The Nasdaq 100 Index has fallen in four of the past five weeks amid concern earnings growth is too slow to justify equity valuations.
The Obama administration imposed sanctions on seven Russian officials and 17 companies linked to Russian President Vladimir Putin’s inner circle involved in banking, energy and infrastructure. The European Union added 15 names to a list of sanctioned persons.
Avigilon, which manufactures surveillance equipment, sank 4.3 percent to C$24.84, the lowest level since November. Constellation Software retreated 3.4 percent to C$253.03, a seven-week low. The S&P/TSX Information Technology Index slid 0.8 percent, the most since April 11.
Three of 10 industries in the S&P/TSX retreated on trading volume 10 percent lower compared with the 30-day average. Materials producers sank 1.2 percent
Barrick Gold retreated 3.1 percent to C$19.12 after Newmont Mining criticized the company’s Co-Chairman John Thornton as a factor in breaking off discussions to merge the two companies, the latest of several failed attempts over more than two decades.
Newmont Chairman Vincent Calarco said in an April 25 letter to the Barrick board, published today, that Thornton was not constructive during talks and also cited press reports that quoted Barrick Chairman Peter Munk describing Newmont as “not shareholder-friendly.” Newmont slumped 6.7 percent to $24.67 in New York, the most since January.
Teck Resources lost 2.3 percent to C$24.26, the first loss in five days, as copper prices slipped after a four-day rally.
Capital Power declined 1.8 percent to C$24.84, a five-week low. Patrick Kenny, analyst at National Bank Financial, lowered the stock’s rating to sector perform, the equivalent of a hold, as the company’s shares have rallied 22 percent since Oct. 16.

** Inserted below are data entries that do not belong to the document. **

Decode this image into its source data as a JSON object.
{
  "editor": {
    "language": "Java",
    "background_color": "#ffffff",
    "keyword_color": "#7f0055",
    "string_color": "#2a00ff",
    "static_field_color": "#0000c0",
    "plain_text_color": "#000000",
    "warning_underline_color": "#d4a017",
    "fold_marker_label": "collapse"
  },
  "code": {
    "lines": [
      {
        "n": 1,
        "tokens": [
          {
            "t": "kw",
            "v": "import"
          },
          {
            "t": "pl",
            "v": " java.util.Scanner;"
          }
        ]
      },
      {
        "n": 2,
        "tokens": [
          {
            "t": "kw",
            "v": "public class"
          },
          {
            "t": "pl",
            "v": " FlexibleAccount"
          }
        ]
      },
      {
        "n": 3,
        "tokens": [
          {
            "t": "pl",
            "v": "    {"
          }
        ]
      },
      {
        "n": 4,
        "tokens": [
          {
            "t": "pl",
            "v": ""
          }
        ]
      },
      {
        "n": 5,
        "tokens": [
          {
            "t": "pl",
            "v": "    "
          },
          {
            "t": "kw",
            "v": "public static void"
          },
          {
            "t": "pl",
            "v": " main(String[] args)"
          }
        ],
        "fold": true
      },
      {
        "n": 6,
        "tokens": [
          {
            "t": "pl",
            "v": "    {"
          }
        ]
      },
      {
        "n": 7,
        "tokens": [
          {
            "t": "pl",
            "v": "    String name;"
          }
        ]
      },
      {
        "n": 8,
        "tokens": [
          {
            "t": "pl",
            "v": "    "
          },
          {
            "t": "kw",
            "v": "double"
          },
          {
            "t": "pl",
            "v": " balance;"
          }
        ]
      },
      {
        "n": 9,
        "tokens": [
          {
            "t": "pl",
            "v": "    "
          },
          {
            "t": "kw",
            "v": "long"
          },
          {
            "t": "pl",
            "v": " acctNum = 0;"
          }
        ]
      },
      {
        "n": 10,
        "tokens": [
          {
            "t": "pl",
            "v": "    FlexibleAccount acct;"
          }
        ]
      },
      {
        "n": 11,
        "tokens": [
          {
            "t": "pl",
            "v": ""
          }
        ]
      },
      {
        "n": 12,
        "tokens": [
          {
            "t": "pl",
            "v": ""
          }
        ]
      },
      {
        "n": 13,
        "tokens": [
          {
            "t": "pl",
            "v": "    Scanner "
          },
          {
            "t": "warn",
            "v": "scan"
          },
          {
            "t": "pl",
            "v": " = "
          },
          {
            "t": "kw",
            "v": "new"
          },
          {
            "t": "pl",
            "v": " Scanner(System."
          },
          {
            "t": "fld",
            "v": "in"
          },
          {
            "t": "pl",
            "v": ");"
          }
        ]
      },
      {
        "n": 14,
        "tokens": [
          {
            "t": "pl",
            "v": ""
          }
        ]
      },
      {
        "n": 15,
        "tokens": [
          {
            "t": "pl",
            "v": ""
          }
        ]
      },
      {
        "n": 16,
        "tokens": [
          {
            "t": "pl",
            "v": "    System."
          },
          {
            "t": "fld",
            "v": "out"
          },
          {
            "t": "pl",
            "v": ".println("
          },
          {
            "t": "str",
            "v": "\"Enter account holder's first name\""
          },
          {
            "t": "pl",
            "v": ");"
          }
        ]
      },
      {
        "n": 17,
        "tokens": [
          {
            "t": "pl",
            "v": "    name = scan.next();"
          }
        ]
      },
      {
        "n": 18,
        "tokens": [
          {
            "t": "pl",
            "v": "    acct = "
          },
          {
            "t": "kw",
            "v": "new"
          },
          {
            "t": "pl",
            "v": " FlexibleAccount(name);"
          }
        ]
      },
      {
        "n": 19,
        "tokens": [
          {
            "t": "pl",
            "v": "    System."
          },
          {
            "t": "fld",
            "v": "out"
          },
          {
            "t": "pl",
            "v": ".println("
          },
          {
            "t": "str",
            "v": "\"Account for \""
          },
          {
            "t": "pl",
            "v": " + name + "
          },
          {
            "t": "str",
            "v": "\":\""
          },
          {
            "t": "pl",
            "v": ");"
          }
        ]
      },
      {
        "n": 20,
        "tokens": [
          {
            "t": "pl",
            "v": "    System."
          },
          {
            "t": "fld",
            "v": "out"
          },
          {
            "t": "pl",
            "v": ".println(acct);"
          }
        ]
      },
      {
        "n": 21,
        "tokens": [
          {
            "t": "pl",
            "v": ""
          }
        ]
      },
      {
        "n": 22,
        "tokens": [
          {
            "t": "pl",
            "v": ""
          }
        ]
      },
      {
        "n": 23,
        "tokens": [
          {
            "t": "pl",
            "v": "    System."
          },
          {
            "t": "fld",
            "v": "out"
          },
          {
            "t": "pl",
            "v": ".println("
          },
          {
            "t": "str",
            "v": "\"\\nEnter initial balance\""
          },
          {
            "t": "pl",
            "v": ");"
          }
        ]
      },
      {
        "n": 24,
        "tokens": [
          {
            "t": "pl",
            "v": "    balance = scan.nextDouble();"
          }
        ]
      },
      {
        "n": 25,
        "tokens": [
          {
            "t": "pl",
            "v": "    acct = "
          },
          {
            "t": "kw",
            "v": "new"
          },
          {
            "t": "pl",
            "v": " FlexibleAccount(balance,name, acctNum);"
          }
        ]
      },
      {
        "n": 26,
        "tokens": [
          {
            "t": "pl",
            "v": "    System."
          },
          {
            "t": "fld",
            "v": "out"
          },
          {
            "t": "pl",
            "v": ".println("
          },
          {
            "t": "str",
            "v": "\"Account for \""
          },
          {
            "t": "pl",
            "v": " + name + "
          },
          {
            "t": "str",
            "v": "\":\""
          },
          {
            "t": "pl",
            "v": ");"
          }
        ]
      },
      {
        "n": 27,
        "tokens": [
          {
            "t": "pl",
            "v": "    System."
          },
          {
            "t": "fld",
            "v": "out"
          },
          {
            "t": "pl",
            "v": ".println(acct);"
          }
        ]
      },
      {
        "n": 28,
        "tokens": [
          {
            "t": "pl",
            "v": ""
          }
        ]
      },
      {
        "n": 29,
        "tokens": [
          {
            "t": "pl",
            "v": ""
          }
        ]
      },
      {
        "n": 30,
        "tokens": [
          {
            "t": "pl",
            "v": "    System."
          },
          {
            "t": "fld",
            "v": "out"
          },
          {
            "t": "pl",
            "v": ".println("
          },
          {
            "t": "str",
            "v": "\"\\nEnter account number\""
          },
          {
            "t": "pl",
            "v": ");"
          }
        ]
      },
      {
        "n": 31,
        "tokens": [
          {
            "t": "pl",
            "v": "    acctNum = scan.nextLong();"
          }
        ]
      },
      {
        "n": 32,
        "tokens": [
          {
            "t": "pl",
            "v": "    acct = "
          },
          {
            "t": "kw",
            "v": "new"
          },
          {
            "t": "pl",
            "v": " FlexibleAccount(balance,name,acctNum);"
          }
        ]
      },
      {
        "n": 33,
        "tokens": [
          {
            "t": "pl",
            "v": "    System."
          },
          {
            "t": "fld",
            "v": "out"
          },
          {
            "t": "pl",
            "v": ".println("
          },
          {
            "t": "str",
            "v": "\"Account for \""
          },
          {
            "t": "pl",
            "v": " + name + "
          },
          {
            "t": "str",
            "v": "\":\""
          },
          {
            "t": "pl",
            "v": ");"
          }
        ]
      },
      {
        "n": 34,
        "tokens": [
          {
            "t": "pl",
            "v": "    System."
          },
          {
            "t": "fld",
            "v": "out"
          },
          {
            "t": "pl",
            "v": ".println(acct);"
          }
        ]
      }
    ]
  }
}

Saputo added 3.5 percent to C$57.52 after Michael Van Aelst, analyst at TD Securities, raised his target price for the stock to C$61 from C$55 on a projected 17 percent increase in fourth-quarter earnings per share. Saputo is scheduled to report results on June 5.
Nautilus Minerals Inc. soared 40 percent to 67 Canadian cents, the highest level since January. Nautilus, which won the first lease to mine the ocean floor for gold and copper, has rallied 191 percent in the past three days after resolving a dispute with Papua New Guinea.